• **ACTION ITEM**
What lines below mention the word "Notifications"? Copy each one.

• **DATA SUPPLIED**
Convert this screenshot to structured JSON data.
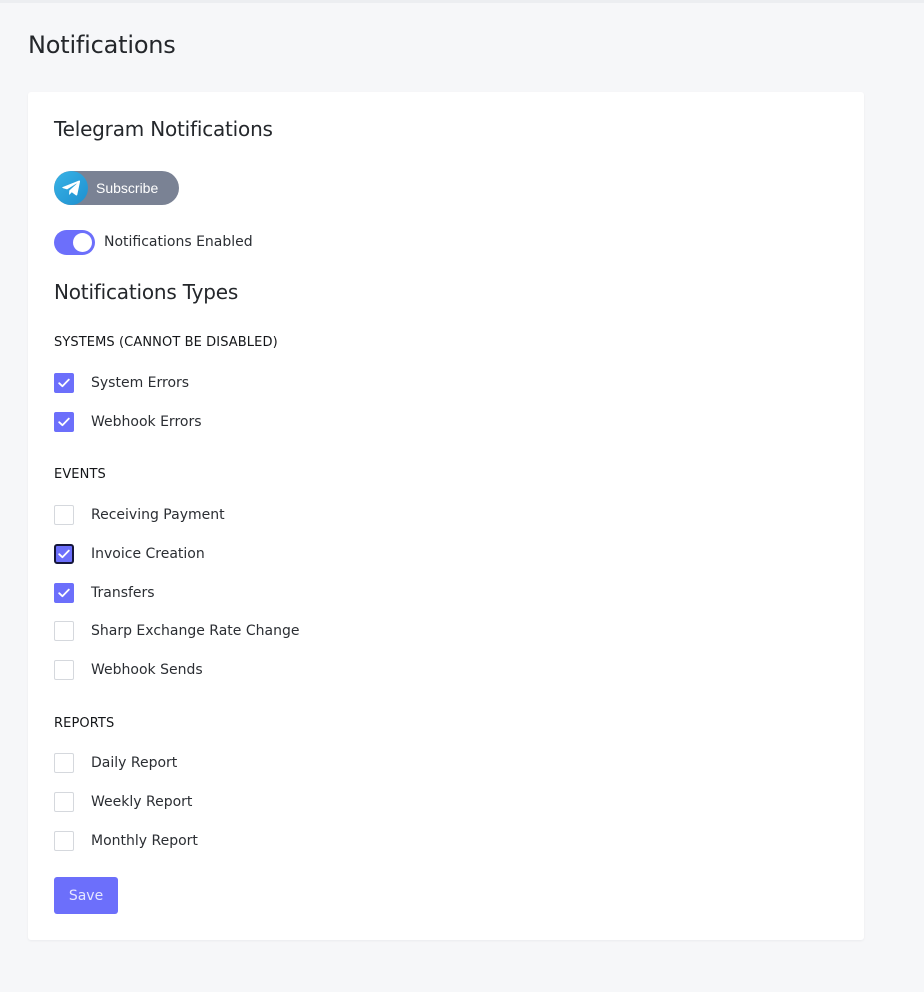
{
  "page": {
    "title": "Notifications"
  },
  "telegram": {
    "title": "Telegram Notifications",
    "subscribe_label": "Subscribe",
    "toggle_label": "Notifications Enabled",
    "toggle_on": true
  },
  "types": {
    "title": "Notifications Types",
    "groups": [
      {
        "label": "SYSTEMS (CANNOT BE DISABLED)",
        "items": [
          {
            "label": "System Errors",
            "checked": true
          },
          {
            "label": "Webhook Errors",
            "checked": true
          }
        ]
      },
      {
        "label": "EVENTS",
        "items": [
          {
            "label": "Receiving Payment",
            "checked": false
          },
          {
            "label": "Invoice Creation",
            "checked": true,
            "focused": true
          },
          {
            "label": "Transfers",
            "checked": true
          },
          {
            "label": "Sharp Exchange Rate Change",
            "checked": false
          },
          {
            "label": "Webhook Sends",
            "checked": false
          }
        ]
      },
      {
        "label": "REPORTS",
        "items": [
          {
            "label": "Daily Report",
            "checked": false
          },
          {
            "label": "Weekly Report",
            "checked": false
          },
          {
            "label": "Monthly Report",
            "checked": false
          }
        ]
      }
    ]
  },
  "actions": {
    "save_label": "Save"
  },
  "colors": {
    "accent": "#6c6ffb",
    "subscribe_bg": "#7a8294",
    "telegram_blue": "#2aa1dd",
    "page_bg": "#f6f7f9"
  },
  "icons": {
    "telegram": "telegram-icon",
    "check": "check-icon"
  }
}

• **RESPONSE TO THE EXERCISE**
    "title": "Notifications"
    "title": "Telegram Notifications",
    "toggle_label": "Notifications Enabled",
    "title": "Notifications Types",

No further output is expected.